The graduation requirements for Social Studies are:
4 credits of Social Studies 10
4 credits of Social Studies 11 or 12
* All courses are worth 4 credits unless otherwise specified.
Grade 10 SOCIAL STUDIES 10 (MSS--10) Students in Social Studies 10 focus on Canada in the 20th century, including economic and political ideologies and institutions that shaped the century. Students will develop an understanding of Canadian identities, Canada’s steps towards autonomy, and the structure and function of Canadian government. Students will examine, in depth, international and domestic conflict and cooperation in the 20th century. Instances of oppression, historical wrongs, and injustices at home and abroad are also addressed with a specific focus on the Residential School System. The curriculum emphasizes “the knowledge, skills, and competencies to be active, informed citizens who can think critically, understand and explain the perspectives of others, make judgments and communicate ideas effectively” (BC Ministry of Education, 2015).
SCIENCES HUMAINES 10 (FSCH-10) Recommended prerequisite: successful completion of French 9 Sciences Humaines 10 provides students with the opportunity to increase their proficiency in French while examining Canadian politics and history from 1914 CE to the present using historical thinking skills. Topics include the World Wars as well as Canada’s role in international conflict, and cooperation, discriminatory government policies in Canada including the residential school system, the development of Canadian identities, and the Canadian political system. After Sciences Humaines 10, students enroll in one of the Grade 12 options to complete the Social Studies graduation requirements. Note: Students who complete Sciences Humaines 10 may advance to French 11

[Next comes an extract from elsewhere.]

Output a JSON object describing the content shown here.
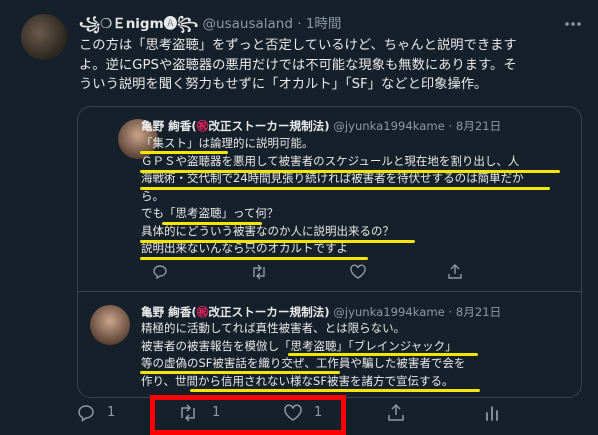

Grade 12 20TH CENTURY WORLD HISTORY 12 (MWH--12) Recommended prerequisite: completion of English 11 Students will explore the transformations that created our modern world, beginning at the aftermath of WWI, through the historical thinking skills. Students will connect the human past to orient themselves to their present moment and prepare for the future. We will investigate questions such as: How were the horrors of the Second Word War possible and what conflicts did it resolve or leave unresolved? How did the intertwined trends of the Cold war and decolonization impact societies around the world? How do new global connections and innovations affect different parts of the world? The course places emphasis on reading and writing. There is a final exam in this course.
ASIAN STUDIES 12 (MASIA12) This course examines Asian history from 1850 to the present, examining key topics such as conflict and cooperation in Asia, economic development, and movements for political change and human rights.
GENOCIDE STUDIES 12 (MGENO12) At the end of World War II, the world was shocked with the reality of the horrors of the Holocaust. The world said, “Never Again.” However, genocide has happened again and again. Students will build understanding on the topic by examining the conditions that allow genocides to occur. While the disturbing nature of human capacity to commit genocide is explored, students will also have an opportunity to examine how people have worked to overcome and deal with genocide - from the actions of upstanders, the evolution of international law, to reconciliation efforts. The aim of this course is to have students understand that genocides are not inevitable or accidents and are therefore preventable. The choices made by individuals, organizations, and governments to not only legalize discrimination, but allow hatred and ultimately genocide to occur can be resisted. Although there are some unit tests in the course, students primarily demonstrate their learning through projects, including a final memorial project.
LAW STUDIES 12 (MLST-12) Recommended prerequisite: completion of English 11 The aim of this course is to provide students with a better understanding of the Canadian legal system. Students will study our legal system’s evolution, its branches, and its procedures. The course will foster skills and attitudes that enhance students’ ability to address legal, social and ethical issues, and reflect critically on the role of law in society. Major topics include the Canadian constitution, aspects of criminal and civil law, and the correctional system in Canada. This course places an emphasis on academic writing to prepare students for university. This course consists of a mock trial that develops public speaking skills. There is also a final exam.
POLITICAL STUDIES 12 (MPLST12) Students will participate in the Civic Mirror, which is a simulation-based program that turns classrooms into countries and students into citizens, providing students with opportunities to experientially learn about law, government, economics, and responsible citizenship. Success in this simulation and in the course will require students to actively participate in simulation activities, which includes speaking up in the class. Students will also complete course work in which they will learn about how political decisions are made. They will examine how both institutions and ideology shape political outcomes. Students will apply the political inquiry process to investigate issues, events, and developments of national and international political importance, and to develop and communicate informed opinions about them. There is a final exam at the end of this course.